TASK → Within the lines below, find those that hold the string "true" and copy each one.

[Start of Attachment]

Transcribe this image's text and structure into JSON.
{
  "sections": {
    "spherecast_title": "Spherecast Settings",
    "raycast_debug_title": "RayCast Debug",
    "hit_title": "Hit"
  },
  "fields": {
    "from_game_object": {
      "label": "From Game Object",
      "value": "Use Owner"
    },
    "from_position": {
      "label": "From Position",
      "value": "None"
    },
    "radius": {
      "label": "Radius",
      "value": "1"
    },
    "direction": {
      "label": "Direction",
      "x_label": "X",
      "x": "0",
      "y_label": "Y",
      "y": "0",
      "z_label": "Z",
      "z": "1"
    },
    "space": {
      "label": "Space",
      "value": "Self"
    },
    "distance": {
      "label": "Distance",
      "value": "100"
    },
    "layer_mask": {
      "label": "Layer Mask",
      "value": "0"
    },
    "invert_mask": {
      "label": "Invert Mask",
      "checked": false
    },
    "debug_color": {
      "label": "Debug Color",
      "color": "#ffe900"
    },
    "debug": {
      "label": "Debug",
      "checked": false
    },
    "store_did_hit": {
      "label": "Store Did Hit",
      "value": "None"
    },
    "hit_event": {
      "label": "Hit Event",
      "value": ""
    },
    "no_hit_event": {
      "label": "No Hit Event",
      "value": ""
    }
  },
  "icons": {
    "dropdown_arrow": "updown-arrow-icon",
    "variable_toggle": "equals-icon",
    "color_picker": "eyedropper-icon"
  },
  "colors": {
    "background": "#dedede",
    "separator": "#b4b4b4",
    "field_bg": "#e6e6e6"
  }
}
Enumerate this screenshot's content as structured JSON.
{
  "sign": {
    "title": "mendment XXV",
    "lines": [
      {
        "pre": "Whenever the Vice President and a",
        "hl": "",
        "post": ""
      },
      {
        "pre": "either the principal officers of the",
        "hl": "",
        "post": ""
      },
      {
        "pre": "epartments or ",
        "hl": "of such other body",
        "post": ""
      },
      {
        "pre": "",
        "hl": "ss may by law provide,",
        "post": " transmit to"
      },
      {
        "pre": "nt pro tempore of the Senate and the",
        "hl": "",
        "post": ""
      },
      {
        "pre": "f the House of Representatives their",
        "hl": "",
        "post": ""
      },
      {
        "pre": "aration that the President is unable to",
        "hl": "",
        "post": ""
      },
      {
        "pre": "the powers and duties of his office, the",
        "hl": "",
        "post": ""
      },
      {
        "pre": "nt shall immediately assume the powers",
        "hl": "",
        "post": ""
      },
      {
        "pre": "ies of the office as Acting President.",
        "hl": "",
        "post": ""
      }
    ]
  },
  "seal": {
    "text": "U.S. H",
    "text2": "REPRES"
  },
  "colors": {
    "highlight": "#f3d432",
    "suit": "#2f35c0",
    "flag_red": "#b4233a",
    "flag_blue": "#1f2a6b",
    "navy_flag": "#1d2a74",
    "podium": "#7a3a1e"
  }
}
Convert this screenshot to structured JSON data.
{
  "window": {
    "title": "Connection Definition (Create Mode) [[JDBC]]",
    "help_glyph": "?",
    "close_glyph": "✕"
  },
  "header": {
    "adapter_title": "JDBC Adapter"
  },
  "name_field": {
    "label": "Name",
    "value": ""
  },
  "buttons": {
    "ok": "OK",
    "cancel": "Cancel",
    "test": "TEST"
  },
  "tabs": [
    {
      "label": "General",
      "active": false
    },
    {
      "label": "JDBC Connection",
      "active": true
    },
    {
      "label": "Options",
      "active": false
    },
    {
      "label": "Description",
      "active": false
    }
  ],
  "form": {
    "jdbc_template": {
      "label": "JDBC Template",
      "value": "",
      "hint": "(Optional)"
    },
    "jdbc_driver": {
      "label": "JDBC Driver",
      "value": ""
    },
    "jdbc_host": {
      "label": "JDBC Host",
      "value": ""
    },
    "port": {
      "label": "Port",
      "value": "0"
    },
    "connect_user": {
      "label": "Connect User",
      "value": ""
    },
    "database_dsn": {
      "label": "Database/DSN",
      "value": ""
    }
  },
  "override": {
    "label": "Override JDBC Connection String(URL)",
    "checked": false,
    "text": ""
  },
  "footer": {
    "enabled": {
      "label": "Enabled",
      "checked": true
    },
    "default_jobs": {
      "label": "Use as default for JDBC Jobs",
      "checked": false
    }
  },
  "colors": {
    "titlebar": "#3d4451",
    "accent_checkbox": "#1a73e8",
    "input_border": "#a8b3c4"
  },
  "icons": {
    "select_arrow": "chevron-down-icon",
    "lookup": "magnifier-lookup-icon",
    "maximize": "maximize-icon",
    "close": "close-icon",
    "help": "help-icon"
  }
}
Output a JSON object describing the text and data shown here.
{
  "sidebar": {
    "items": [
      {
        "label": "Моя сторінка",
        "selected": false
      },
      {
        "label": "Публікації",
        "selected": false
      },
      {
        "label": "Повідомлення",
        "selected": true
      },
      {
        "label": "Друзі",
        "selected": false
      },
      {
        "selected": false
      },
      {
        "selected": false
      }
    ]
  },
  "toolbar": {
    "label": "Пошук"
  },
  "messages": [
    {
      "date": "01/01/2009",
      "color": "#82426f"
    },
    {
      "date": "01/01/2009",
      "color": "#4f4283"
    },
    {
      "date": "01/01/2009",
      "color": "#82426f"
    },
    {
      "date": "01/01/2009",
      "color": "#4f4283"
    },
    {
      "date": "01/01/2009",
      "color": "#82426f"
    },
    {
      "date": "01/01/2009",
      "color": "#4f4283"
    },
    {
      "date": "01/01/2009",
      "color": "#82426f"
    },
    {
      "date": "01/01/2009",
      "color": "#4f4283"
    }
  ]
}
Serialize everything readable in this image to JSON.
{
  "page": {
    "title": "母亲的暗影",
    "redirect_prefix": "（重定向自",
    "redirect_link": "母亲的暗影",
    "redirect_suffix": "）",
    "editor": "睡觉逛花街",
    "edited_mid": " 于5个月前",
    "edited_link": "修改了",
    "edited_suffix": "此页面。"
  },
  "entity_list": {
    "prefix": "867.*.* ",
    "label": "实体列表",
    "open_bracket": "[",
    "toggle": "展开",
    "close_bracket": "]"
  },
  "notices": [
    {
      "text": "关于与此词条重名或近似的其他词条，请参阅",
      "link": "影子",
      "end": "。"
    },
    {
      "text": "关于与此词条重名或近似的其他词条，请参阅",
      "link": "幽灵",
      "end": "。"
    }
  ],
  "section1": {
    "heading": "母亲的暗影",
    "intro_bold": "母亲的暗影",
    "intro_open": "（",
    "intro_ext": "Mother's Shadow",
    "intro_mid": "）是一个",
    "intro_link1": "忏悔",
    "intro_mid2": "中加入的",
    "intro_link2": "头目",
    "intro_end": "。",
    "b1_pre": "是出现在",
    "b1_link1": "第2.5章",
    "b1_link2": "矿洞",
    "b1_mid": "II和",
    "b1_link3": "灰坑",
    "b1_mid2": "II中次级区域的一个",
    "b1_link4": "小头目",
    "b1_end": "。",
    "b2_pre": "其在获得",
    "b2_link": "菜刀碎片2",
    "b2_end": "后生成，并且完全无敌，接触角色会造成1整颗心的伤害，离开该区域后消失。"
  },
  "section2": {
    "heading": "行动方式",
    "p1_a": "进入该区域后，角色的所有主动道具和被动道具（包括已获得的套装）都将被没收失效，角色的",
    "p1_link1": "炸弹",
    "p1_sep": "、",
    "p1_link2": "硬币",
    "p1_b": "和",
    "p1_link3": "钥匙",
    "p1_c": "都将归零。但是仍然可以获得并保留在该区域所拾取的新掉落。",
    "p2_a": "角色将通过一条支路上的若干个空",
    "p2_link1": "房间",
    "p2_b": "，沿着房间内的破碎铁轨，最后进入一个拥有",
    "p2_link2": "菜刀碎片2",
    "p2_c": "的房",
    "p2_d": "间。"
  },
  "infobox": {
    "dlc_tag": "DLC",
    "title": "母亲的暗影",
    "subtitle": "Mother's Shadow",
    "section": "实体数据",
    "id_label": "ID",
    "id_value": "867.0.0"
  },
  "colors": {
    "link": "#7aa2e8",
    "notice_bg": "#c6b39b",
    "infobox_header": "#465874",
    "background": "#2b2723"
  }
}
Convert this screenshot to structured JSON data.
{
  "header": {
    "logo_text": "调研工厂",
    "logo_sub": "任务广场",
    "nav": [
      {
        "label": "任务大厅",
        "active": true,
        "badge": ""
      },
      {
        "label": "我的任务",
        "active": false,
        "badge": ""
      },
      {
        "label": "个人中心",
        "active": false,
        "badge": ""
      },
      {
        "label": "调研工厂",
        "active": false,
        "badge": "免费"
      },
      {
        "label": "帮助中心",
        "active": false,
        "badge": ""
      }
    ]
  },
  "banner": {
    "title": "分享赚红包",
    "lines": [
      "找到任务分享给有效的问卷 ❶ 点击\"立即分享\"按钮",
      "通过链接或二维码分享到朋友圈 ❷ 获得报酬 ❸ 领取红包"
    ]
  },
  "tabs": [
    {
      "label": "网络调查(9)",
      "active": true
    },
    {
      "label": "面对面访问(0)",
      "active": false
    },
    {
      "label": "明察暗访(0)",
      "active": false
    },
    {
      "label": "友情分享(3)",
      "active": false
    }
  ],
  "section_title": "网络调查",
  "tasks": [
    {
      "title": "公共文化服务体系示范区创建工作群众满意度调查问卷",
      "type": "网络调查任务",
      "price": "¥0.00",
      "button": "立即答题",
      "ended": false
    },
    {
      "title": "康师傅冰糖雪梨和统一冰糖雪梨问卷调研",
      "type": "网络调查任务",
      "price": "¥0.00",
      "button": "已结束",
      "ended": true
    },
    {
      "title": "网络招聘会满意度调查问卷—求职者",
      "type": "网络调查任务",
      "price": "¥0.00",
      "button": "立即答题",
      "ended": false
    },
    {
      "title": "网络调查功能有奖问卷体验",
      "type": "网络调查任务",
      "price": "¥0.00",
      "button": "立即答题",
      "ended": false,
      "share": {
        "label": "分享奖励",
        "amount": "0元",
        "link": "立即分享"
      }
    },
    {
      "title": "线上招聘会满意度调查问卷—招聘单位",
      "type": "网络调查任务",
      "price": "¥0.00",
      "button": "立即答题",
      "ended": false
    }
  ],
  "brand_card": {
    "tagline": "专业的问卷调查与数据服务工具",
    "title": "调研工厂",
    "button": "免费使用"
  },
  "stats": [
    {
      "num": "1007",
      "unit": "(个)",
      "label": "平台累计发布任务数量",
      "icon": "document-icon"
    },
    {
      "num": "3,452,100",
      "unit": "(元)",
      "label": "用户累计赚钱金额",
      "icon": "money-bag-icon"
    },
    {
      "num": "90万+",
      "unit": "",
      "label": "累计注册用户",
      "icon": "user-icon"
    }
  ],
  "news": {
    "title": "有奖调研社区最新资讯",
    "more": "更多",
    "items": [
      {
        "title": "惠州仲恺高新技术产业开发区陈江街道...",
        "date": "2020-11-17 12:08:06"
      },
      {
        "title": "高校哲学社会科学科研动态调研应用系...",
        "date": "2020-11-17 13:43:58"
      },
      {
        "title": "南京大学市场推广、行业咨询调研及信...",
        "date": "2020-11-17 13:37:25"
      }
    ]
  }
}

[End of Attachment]

TASK RESULT →
      "active": true
      "checked": true
        "selected": true
        "active": true,
      "active": true
      "ended": true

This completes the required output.